» PROMPT:
Search the entries for the word "true" and report each line that has it.

[Page and application data records]
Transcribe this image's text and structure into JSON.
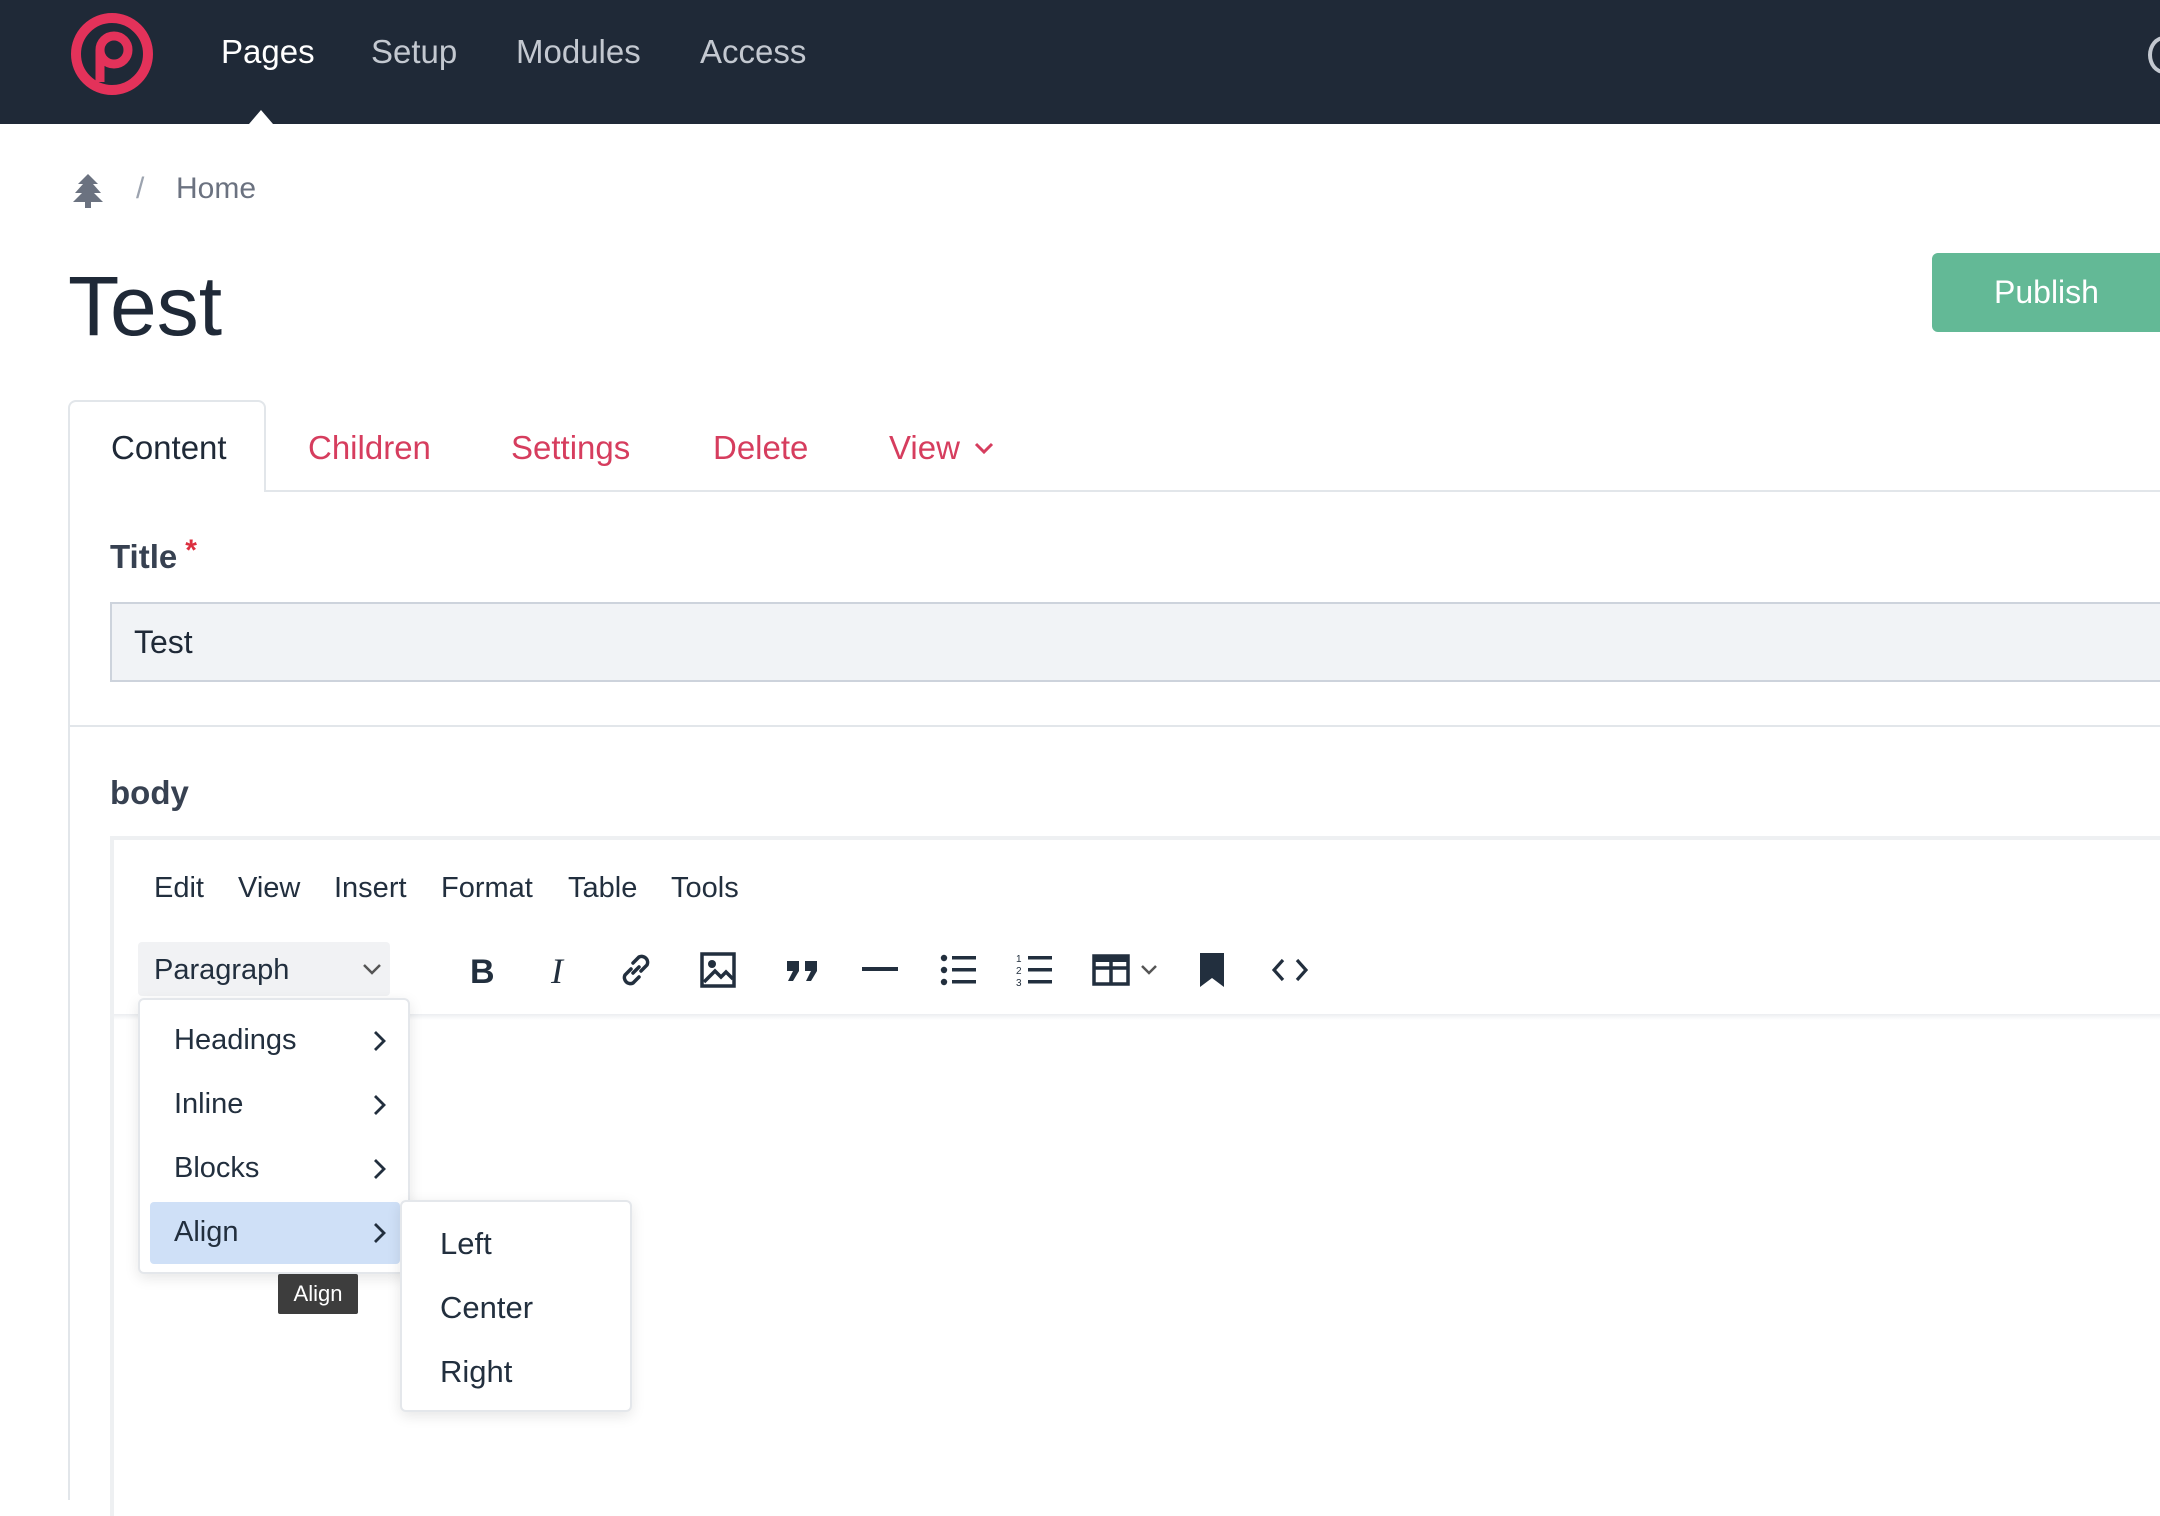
{
  "nav": {
    "items": [
      {
        "label": "Pages",
        "active": true
      },
      {
        "label": "Setup",
        "active": false
      },
      {
        "label": "Modules",
        "active": false
      },
      {
        "label": "Access",
        "active": false
      }
    ],
    "logo_color": "#e3325a"
  },
  "breadcrumb": {
    "root_icon": "tree-icon",
    "separator": "/",
    "items": [
      "Home"
    ]
  },
  "page": {
    "title": "Test",
    "publish_label": "Publish",
    "publish_color": "#63b996"
  },
  "tabs": [
    {
      "label": "Content",
      "active": true
    },
    {
      "label": "Children",
      "active": false
    },
    {
      "label": "Settings",
      "active": false
    },
    {
      "label": "Delete",
      "active": false
    },
    {
      "label": "View",
      "active": false,
      "has_dropdown": true
    }
  ],
  "fields": {
    "title_label": "Title",
    "required_marker": "*",
    "title_value": "Test",
    "body_label": "body"
  },
  "editor": {
    "menu": [
      "Edit",
      "View",
      "Insert",
      "Format",
      "Table",
      "Tools"
    ],
    "block_format": "Paragraph",
    "toolbar_icons": [
      "bold-icon",
      "italic-icon",
      "link-icon",
      "image-icon",
      "blockquote-icon",
      "horizontal-rule-icon",
      "bullet-list-icon",
      "numbered-list-icon",
      "table-icon",
      "bookmark-icon",
      "source-code-icon"
    ],
    "format_menu": [
      {
        "label": "Headings",
        "highlighted": false
      },
      {
        "label": "Inline",
        "highlighted": false
      },
      {
        "label": "Blocks",
        "highlighted": false
      },
      {
        "label": "Align",
        "highlighted": true
      }
    ],
    "align_submenu": [
      "Left",
      "Center",
      "Right"
    ],
    "tooltip": "Align"
  }
}
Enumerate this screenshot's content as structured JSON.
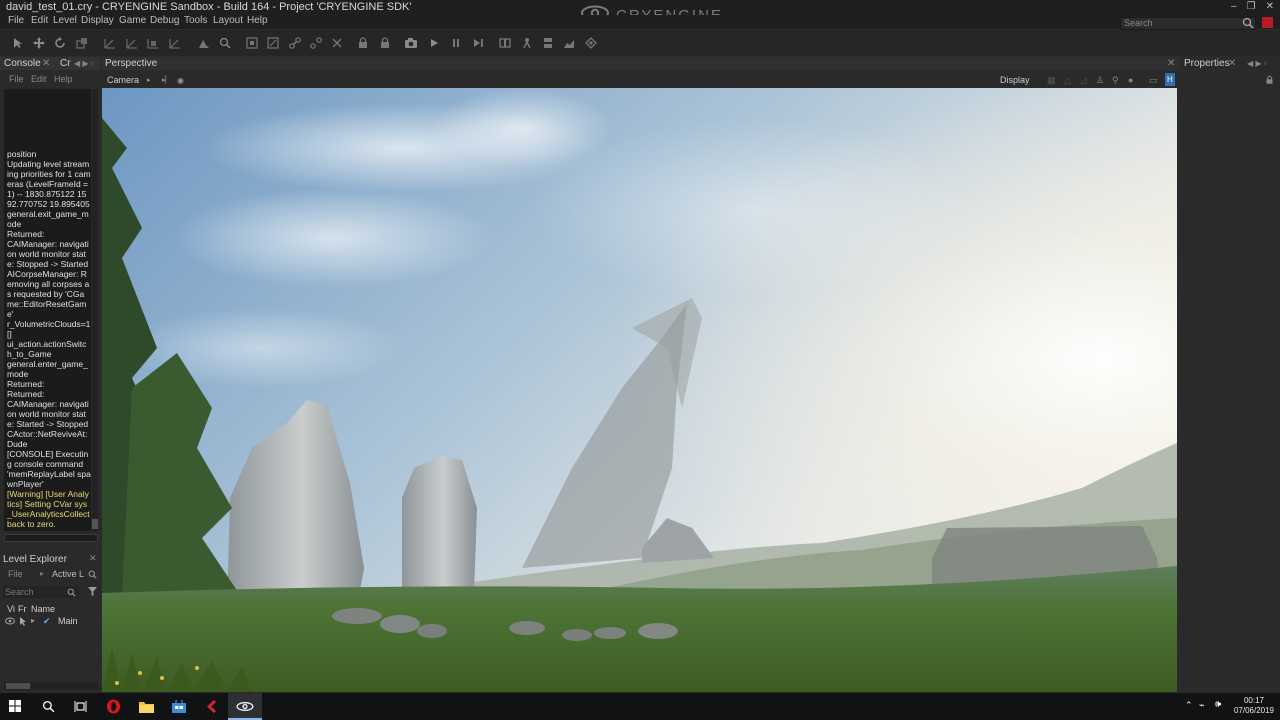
{
  "window": {
    "title": "david_test_01.cry - CRYENGINE Sandbox - Build 164 - Project 'CRYENGINE SDK'",
    "brand": "CRYENGINE",
    "controls": [
      "–",
      "❐",
      "✕"
    ]
  },
  "menubar": {
    "items": [
      "File",
      "Edit",
      "Level",
      "Display",
      "Game",
      "Debug",
      "Tools",
      "Layout",
      "Help"
    ],
    "search_placeholder": "Search"
  },
  "console": {
    "tab_label": "Console",
    "tab2_label": "Cr",
    "menu": [
      "File",
      "Edit",
      "Help"
    ],
    "lines": [
      {
        "text": "position",
        "warn": false
      },
      {
        "text": "Updating level streaming priorities for 1 cameras (LevelFrameId = 1) -- 1830.875122 1592.770752 19.895405",
        "warn": false
      },
      {
        "text": "general.exit_game_mode",
        "warn": false
      },
      {
        "text": "Returned:",
        "warn": false
      },
      {
        "text": "CAIManager: navigation world monitor state: Stopped -> Started",
        "warn": false
      },
      {
        "text": "AICorpseManager: Removing all corpses as requested by 'CGame::EditorResetGame'",
        "warn": false
      },
      {
        "text": "r_VolumetricClouds=1 []",
        "warn": false
      },
      {
        "text": "ui_action.actionSwitch_to_Game",
        "warn": false
      },
      {
        "text": "general.enter_game_mode",
        "warn": false
      },
      {
        "text": "Returned:",
        "warn": false
      },
      {
        "text": "Returned:",
        "warn": false
      },
      {
        "text": "CAIManager: navigation world monitor state: Started -> Stopped",
        "warn": false
      },
      {
        "text": "CActor::NetReviveAt: Dude",
        "warn": false
      },
      {
        "text": "[CONSOLE] Executing console command 'memReplayLabel spawnPlayer'",
        "warn": false
      },
      {
        "text": "[Warning] [User Analytics] Setting CVar sys_UserAnalyticsCollect back to zero.",
        "warn": true
      }
    ]
  },
  "level_explorer": {
    "title": "Level Explorer",
    "file_label": "File",
    "active_label": "Active L:",
    "search_placeholder": "Search",
    "columns": [
      "Vi",
      "Fr",
      "Name"
    ],
    "rows": [
      {
        "name": "Main"
      }
    ]
  },
  "perspective": {
    "tab_label": "Perspective",
    "camera_label": "Camera",
    "display_label": "Display"
  },
  "properties": {
    "tab_label": "Properties"
  },
  "taskbar": {
    "time": "00:17",
    "date": "07/06/2019",
    "accent": "#8bb8e8"
  },
  "colors": {
    "notify_red": "#b81c24",
    "warning_text": "#e7da72"
  }
}
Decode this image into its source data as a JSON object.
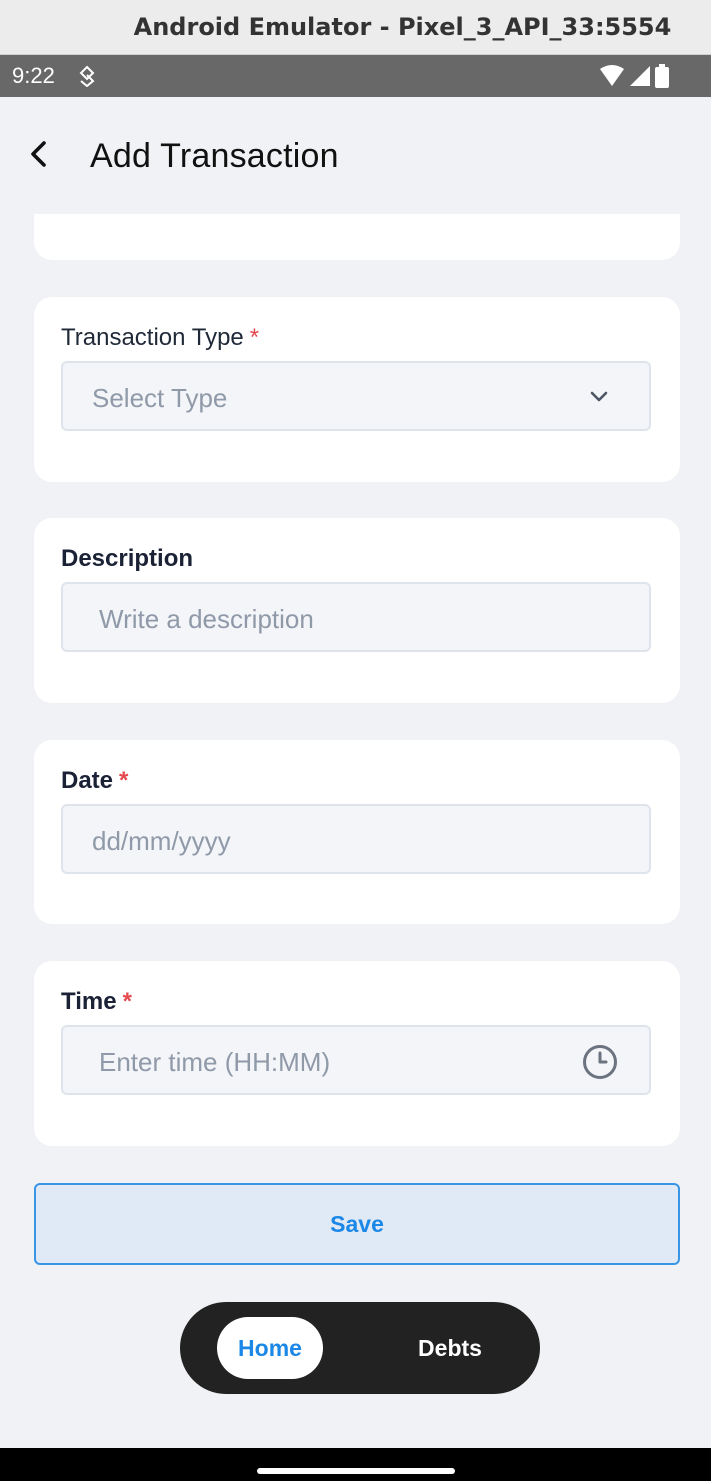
{
  "window": {
    "title": "Android Emulator - Pixel_3_API_33:5554"
  },
  "status_bar": {
    "time": "9:22"
  },
  "header": {
    "title": "Add Transaction"
  },
  "transaction_type": {
    "label": "Transaction Type",
    "required_mark": "*",
    "placeholder": "Select Type"
  },
  "description": {
    "label": "Description",
    "placeholder": "Write a description"
  },
  "date": {
    "label": "Date",
    "required_mark": "*",
    "placeholder": "dd/mm/yyyy"
  },
  "time": {
    "label": "Time",
    "required_mark": "*",
    "placeholder": "Enter time (HH:MM)"
  },
  "actions": {
    "save_label": "Save"
  },
  "tabs": [
    {
      "label": "Home",
      "active": true
    },
    {
      "label": "Debts",
      "active": false
    }
  ],
  "colors": {
    "accent": "#1b87e6",
    "required": "#e5484d",
    "background": "#f1f2f6",
    "tabbar": "#222222"
  },
  "icons": {
    "back": "chevron-left-icon",
    "dropdown": "chevron-down-icon",
    "time": "clock-icon"
  }
}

» SOLUTION TO THIS PROBLEM:
        "active": true
      "active": true
      "has_dropdown": true
        "highlighted": true
        "warn": true
      "active": true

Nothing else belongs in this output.